It is a question that most churches have to deal with at some point: Should we use in-house church members for our next building project? Obviously, the Lord has placed those professionals in your church, and many times they are willing to serve and help the church by providing their services at no charge or at a significantly reduced rateso wouldn't it be prudent and good stewardship of God's provision to use their expertise? The answer to this question is not as simple as yes or no. There are many variables that require consideration and attention. Here are three challenges that churches need to be aware of when contracting with in-house professionals.
A contract changes the relationship
When a contract is signed, the relationship changes. Your parishioner is no longer Brother Jim who sits in the third row from the back: he is now your contractor or design professional. You are no longer just the pastor or staff member: you are now a client. A contract changes the relationship and now both parties have unique responsibilities and commitments to each other that must be fulfilled.
Because the relationship changes, it presents challenges for both parties. If the project is not going according to plan, the church leadership may be hesitant to share their true frustrations because they are cognizant of Brother Jim's feelings, or they fear jeopardizing a long-standing relationship. The lines of management and accountability can become blurred. On the other hand, Brother Jim may find that going to church is no longer as pleasurable as before, and he is now a target for questions every time he steps onto the campus. When contracting with in-house professionals, understand that the relationship changes and with this change comes the potential for undue stress and pressure for both parties.
Free can be very expensive
One of the many mistakes I have witnessed churches make is hiring a church member to accomplish a project because they made a great deal for the church. In these situations, the church member had noble intentions and pure motives. They wanted to help the church, they wanted to serve, but in the end, they just could not deliver. The reasons are varied, but often times "free" services or "at cost" services will not receive the same quality attention that profitable services will. It certainly makes sense that the free project for the church will receive left over time, focus and energy, as compared to a profitable project. In these cases, the church project receives less attention and quickly falls behind schedule. It places all parties in a precarious situation when a church leader has to tell the parishioner, who is donating services, that the church needs to go elsewhere to accomplish the task. This is a costly mistake in time and money, and may also create a possible faction within the church body. I know of one church that had several families leave who were friends of the contractor, feeling the church had not been fair after moving in a different direction. When contracting with in-house professionals, make sure you are paying for their services so that your project receives the full attention, priority and energy that it deserves.
‘Anyone can build this’
Another costly mistake churches can make is to think that "anyone" can build this simple auditorium or educational building. It may look like a simple project, and you may think anyone should be able to do it; however, I would recommend you select professionals that design and construct these types of projects on a regular basis. You do not want your project to be the one that a designer or contractor cuts their teeth on. One of the primary differences in a commercial project that churches do not realize is the extensive "submittal and approval" process. This process is simply the submission of every item to be installed in the project (i.e. doors, windows, carpet, caulking, plumbing, etc). Every material selection and fixture that is installed should be submitted by the subcontractor to the contractor; the contractor reviews the submittals and then sends them on to the architect for approval. Once the architect approves the submittal, the product is ready to be installed. This key protective process is often neglected by those who may not understand all the nuances and requirements of a commercial project. Your next construction project is too important to think just anyone can do it. If you choose to use in-house professionals for your next project, be sure they are seasoned professionals who have a proven track record and experience in projects similar to yours.

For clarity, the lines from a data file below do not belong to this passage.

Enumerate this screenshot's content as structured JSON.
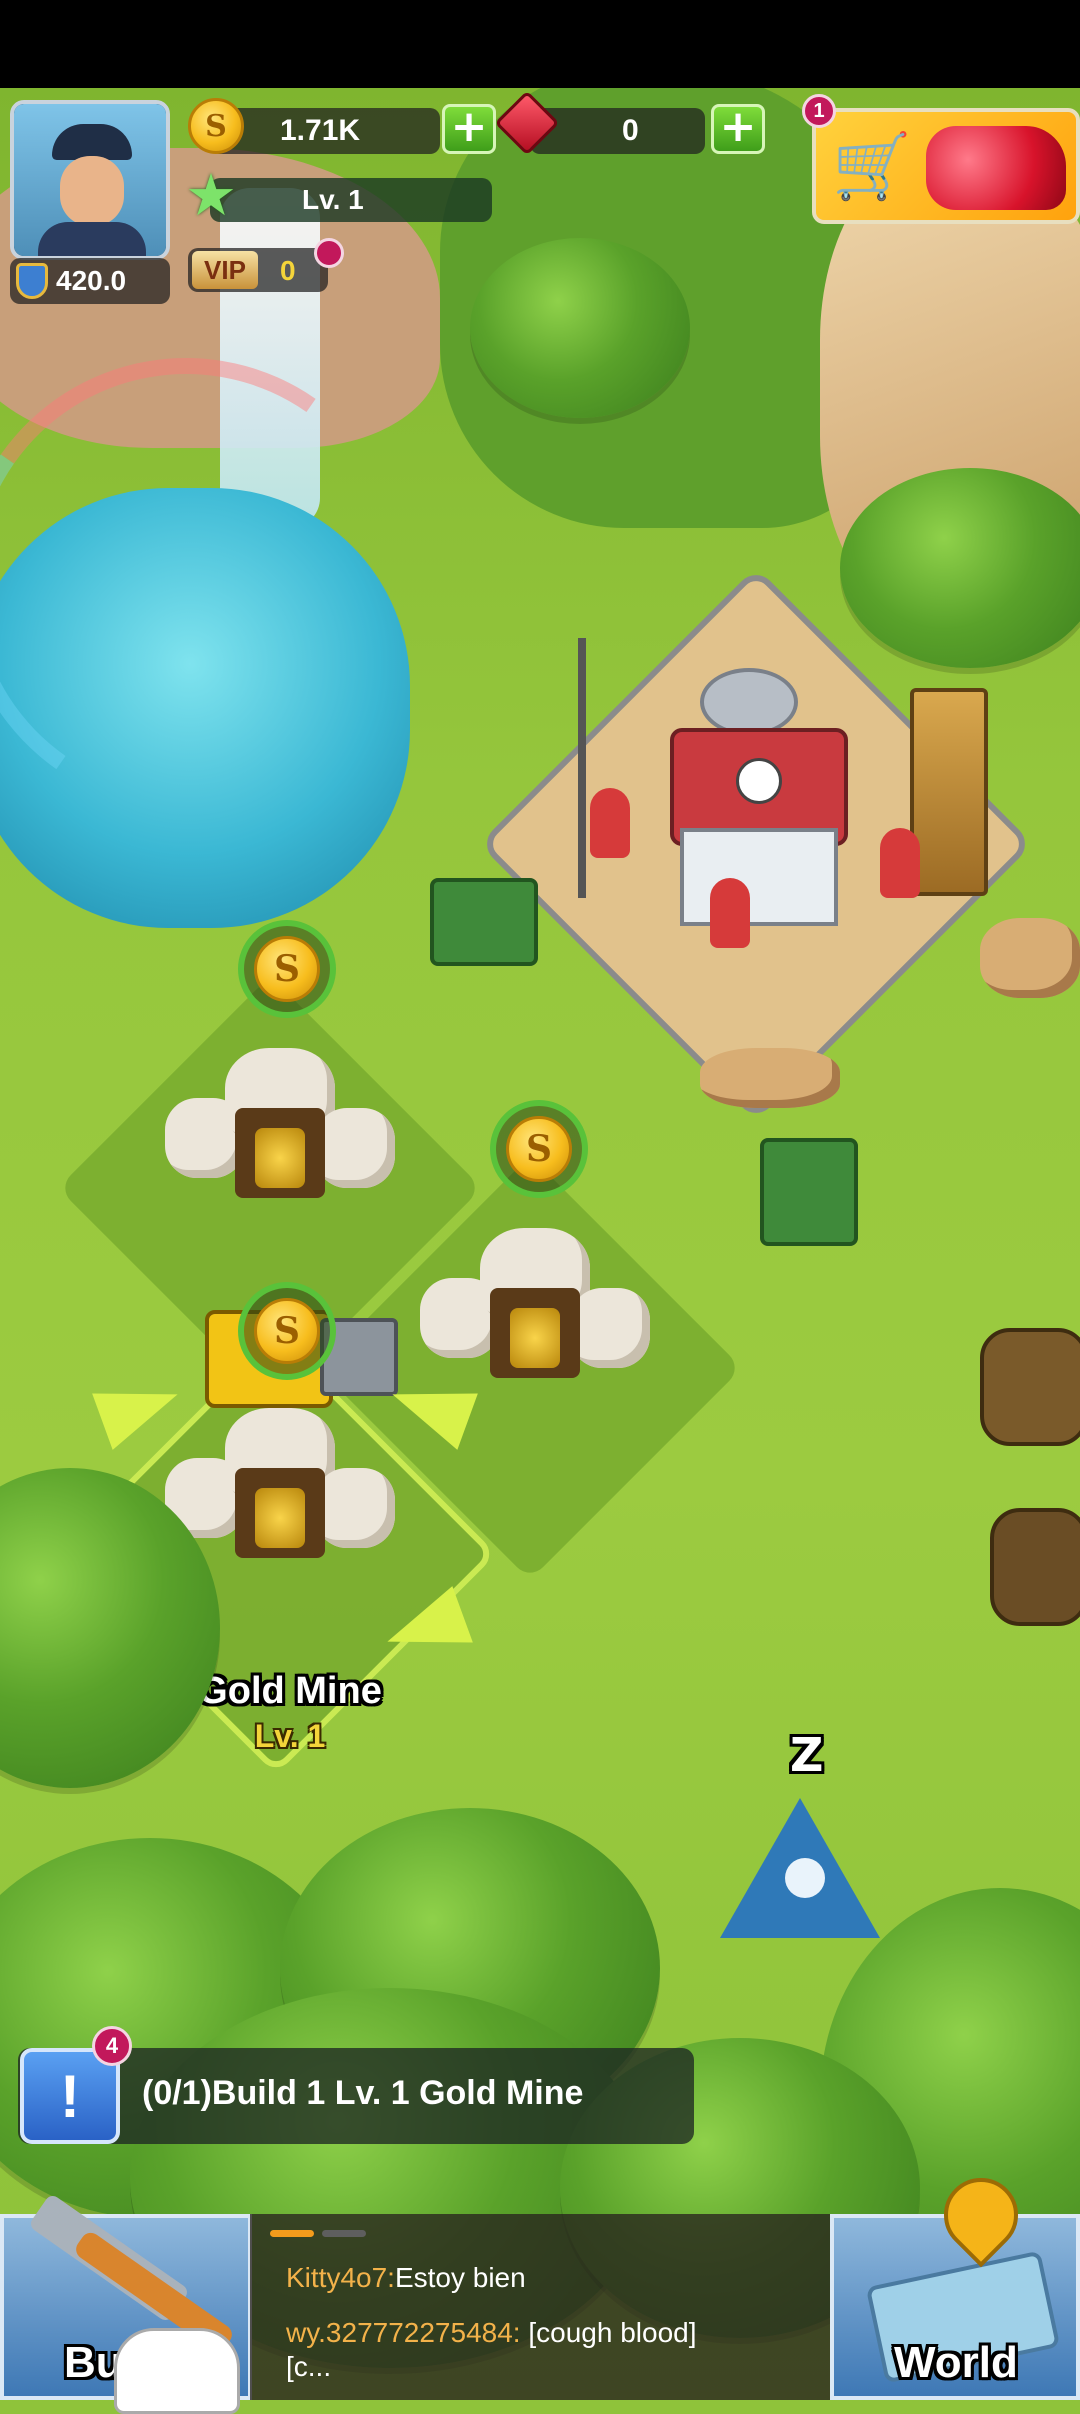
{
  "hud": {
    "power": "420.0",
    "gold": "1.71K",
    "gems": "0",
    "level": "Lv. 1",
    "vip_label": "VIP",
    "vip_level": "0",
    "shop_badge": "1"
  },
  "map": {
    "selected_building_name": "Gold Mine",
    "selected_building_level": "Lv. 1",
    "sleep_glyph": "Z",
    "coin_glyph": "S"
  },
  "quest": {
    "badge": "4",
    "icon_glyph": "!",
    "text": "(0/1)Build 1 Lv. 1 Gold Mine"
  },
  "chat": {
    "messages": [
      {
        "user": "Kitty4o7:",
        "text": "Estoy bien"
      },
      {
        "user": "wy.327772275484:",
        "text": "[cough blood][c..."
      }
    ]
  },
  "buttons": {
    "build_label": "Bu",
    "world_label": "World"
  },
  "colors": {
    "grass": "#95c63c",
    "gold": "#f7bd1d",
    "gem": "#e2182b",
    "plus_green": "#4caf1f",
    "chat_user": "#f3b24a"
  }
}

A good way to use your professionals
I believe one of the best ways to utilize in-house skills and abilities is to place the volunteers on strategic committees to help provide counsel and wisdom to the building process. For many lay people serving on committees, the design and construction language is as foreign as the computer language is to me. It is extremely beneficial to have these knowledgeable individuals on your side of the table that can explain the language, various steps, and important aspects of a construction project along with knowing they are looking out for the best interest of the church. A seasoned contractor can play a major role in helping the church in the selection of a qualified and experienced contractor. He can verify estimate numbers, review prospective subcontractors, review pay applications, verify percentage of work complete and much more. The same scenario is true for an architect. Designers and contractors do not have to be under contract and do the project themselves in order to be of service to their church. Standing beside the church leadership in an advisory capacity could be the best way to be of service.
You may be thinking that I am completely against using in-house professionals for your projects, but that is not the case. There are many examples of in-house professionals serving their churches in a contracted role and the projects turned out wonderfully. Partnering with your church members can be a great benefit to the church; you just need to make sure you are aware of the potential challenges that are ahead, and plan accordingly.
Ed Varnes is the church specialist for Sauer Incorporated, a general contractor headquartered in Jacksonville, Florida. He holds a BS from East Carolina University and a MA in Ministry from Luther Rice Seminary. With his practical experience as a bi-vocational minister along with his twenty plus years in the commercial market, Ed shares insights and perspectives that will provide wisdom for your next building journey. Ed lives in Jacksonville Florida, and can be reached at calledtobuild.net.